WHAT TO DO.
Search the records that follow and extract every line containing the string "Sphere".

· · · · · · ·

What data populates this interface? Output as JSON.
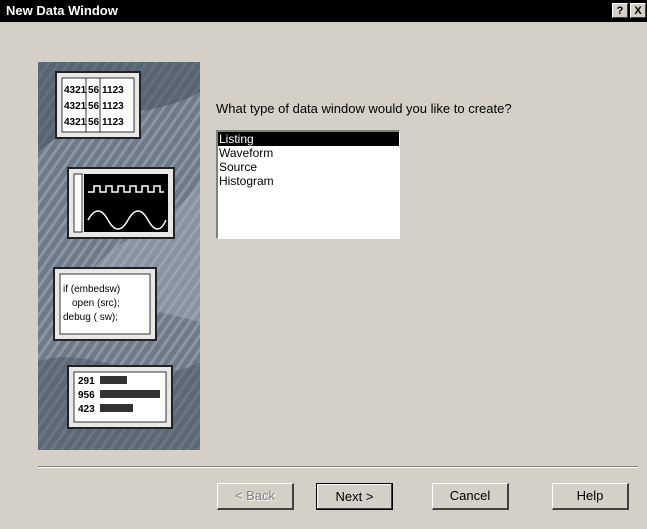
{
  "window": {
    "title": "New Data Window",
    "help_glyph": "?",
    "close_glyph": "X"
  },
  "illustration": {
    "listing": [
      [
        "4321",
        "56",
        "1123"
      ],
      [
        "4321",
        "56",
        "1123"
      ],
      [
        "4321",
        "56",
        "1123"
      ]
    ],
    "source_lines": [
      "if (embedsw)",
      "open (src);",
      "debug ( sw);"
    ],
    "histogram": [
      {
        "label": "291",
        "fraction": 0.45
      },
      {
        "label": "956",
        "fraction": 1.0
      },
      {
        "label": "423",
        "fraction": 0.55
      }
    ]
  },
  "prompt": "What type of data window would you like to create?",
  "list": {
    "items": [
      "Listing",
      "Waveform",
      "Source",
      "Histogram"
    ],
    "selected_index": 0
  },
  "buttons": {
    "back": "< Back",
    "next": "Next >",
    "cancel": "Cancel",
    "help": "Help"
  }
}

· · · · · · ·

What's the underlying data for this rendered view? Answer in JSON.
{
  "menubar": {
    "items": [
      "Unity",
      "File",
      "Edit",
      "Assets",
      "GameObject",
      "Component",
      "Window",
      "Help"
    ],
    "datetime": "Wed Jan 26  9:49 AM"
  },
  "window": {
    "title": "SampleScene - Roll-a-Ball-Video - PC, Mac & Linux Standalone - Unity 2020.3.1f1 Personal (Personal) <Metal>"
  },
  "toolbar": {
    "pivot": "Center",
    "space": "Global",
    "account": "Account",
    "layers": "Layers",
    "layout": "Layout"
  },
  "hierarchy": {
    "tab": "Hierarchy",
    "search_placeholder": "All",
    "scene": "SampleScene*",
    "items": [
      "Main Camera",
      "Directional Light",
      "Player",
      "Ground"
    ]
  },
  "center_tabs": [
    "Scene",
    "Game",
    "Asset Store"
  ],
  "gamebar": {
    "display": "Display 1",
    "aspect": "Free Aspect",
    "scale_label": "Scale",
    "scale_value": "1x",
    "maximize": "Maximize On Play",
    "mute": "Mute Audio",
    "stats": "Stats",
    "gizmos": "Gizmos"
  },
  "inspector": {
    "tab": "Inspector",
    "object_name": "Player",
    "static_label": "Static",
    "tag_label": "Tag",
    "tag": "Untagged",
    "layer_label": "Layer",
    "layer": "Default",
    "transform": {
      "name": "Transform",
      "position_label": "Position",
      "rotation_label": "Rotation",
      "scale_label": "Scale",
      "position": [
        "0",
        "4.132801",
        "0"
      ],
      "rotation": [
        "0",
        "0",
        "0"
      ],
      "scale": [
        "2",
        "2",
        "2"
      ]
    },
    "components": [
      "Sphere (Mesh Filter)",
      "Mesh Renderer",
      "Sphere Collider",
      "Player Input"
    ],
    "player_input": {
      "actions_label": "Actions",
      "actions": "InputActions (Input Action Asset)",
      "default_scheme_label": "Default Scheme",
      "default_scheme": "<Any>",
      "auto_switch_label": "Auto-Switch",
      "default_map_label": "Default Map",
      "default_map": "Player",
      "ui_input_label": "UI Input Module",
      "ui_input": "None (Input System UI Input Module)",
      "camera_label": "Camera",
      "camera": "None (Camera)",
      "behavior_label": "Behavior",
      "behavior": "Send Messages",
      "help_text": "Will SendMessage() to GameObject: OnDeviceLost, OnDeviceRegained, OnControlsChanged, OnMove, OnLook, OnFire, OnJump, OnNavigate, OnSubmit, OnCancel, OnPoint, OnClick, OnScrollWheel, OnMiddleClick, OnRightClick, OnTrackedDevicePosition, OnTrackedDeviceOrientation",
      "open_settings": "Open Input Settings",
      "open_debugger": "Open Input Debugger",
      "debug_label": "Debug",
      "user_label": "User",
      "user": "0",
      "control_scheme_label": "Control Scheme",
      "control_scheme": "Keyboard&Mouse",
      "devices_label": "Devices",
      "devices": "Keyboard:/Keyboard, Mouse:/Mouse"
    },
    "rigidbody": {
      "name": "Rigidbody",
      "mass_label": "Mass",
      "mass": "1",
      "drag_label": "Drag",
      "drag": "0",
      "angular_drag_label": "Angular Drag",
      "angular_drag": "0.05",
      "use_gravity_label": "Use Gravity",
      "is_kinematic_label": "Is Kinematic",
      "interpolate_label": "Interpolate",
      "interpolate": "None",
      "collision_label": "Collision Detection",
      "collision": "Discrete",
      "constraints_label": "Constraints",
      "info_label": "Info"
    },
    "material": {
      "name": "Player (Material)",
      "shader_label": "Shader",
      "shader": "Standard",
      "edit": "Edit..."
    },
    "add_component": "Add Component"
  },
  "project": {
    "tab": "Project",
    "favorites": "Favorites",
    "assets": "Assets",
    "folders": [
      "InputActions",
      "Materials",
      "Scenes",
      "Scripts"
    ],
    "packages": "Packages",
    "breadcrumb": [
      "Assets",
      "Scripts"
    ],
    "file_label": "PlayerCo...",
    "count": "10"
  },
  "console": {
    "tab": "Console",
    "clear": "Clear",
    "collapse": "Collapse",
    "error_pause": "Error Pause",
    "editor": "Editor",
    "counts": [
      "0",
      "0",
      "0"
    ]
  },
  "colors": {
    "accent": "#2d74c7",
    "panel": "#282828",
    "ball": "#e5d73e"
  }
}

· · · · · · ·

RESPONSE AREA.
      "Sphere (Mesh Filter)",
      "Sphere Collider",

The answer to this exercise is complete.